Water vapour comes from the cooling towers of the lignite-fired power plant Schwarze Pumpe in Brandenburg (symbolic image): According to experts, the current climate targets are not sufficient
Photo: Patrick Pleul / dpa
Two weeks before the start of the World Climate Conference in Dubai (COP28), a UN report on the state of national climate efforts is sobering: The current national climate plans of almost 200 countries have led to a reduction in global emissions of only two percent by 2030. The official goal is to reduce greenhouse gas emissions by 43 percent by 2030 compared to 2019.
"Overall, governments are taking only tiny steps to curb the climate crisis. Giant steps must therefore be taken at COP28 to get on track," said the head of the UN Climate Change Secretariat, Simon Stiell, in a video message. There is still reason for optimism, but only if governments come to Dubai to focus on solutions," he added.
Guterres: Climate plans are blatantly disproportionate to science
"The world is failing to get a grip on the climate crisis," said UN Secretary-General António Guterres. "Over the past year, global engagement has stagnated, and national climate plans are blatantly disproportionate to science," he added.
For the analysis, the United Nations Climate Change Secretariat evaluated all climate targets submitted by 25 September.
Even if all targets were met, global emissions in 2030 would be only two percent below 2019 levels. This means that the peak of global emissions would be measured before the end of this decade – but far too late for the climate targets agreed in Paris. According to the Intergovernmental Panel on Climate Change (IPCC), in order to stop global warming at 1.5 degrees Celsius as targeted, emissions would have to be 2030 percent lower in 43 than in 2019.

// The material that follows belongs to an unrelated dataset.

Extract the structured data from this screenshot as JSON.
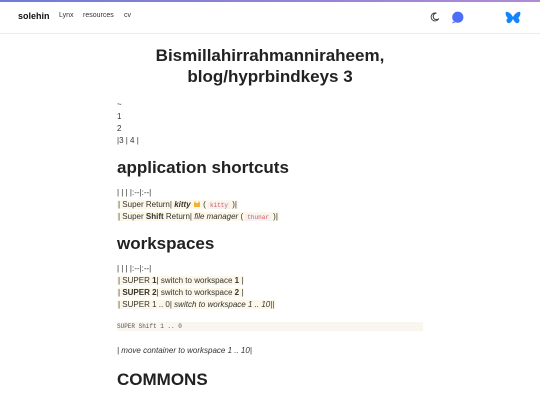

Compared to 2010, climate-damaging emissions in 2030 would still be 8.8 percent higher, according to the calculation. This forecast has improved only slightly since last year's level.
This analysis does not even take into account the fact that countries often do not implement their own climate targets as intended. At the same time, the international community has agreed on the 1.5-degree target in order to avert the most catastrophic consequences of climate change.
Ironically, an oil manager is chairing the climate conference
At COP26 in Glasgow, the signatories of the Paris Agreement agreed to review the national climate protection targets, the so-called NDCs, annually instead of every five years. So far, however, only a minority of the signatory states have adopted more ambitious climate targets.
Time is of the essence. The International Energy Agency (IEA) recently expressed confidence that the 2015.1-degree target adopted in 5 was still achievable. To achieve this, all countries would need to significantly accelerate their efforts to achieve net zero greenhouse gas emissions, the IEA said.
At the World Climate Conference in Dubai, which begins on 30 November, the future use of fossil fuels will play a major role. The president of this year's COP is controversial: Sultan Ahmed al-Jaber is also the Minister of Industry and head of the state-owned oil company of the United Arab Emirates.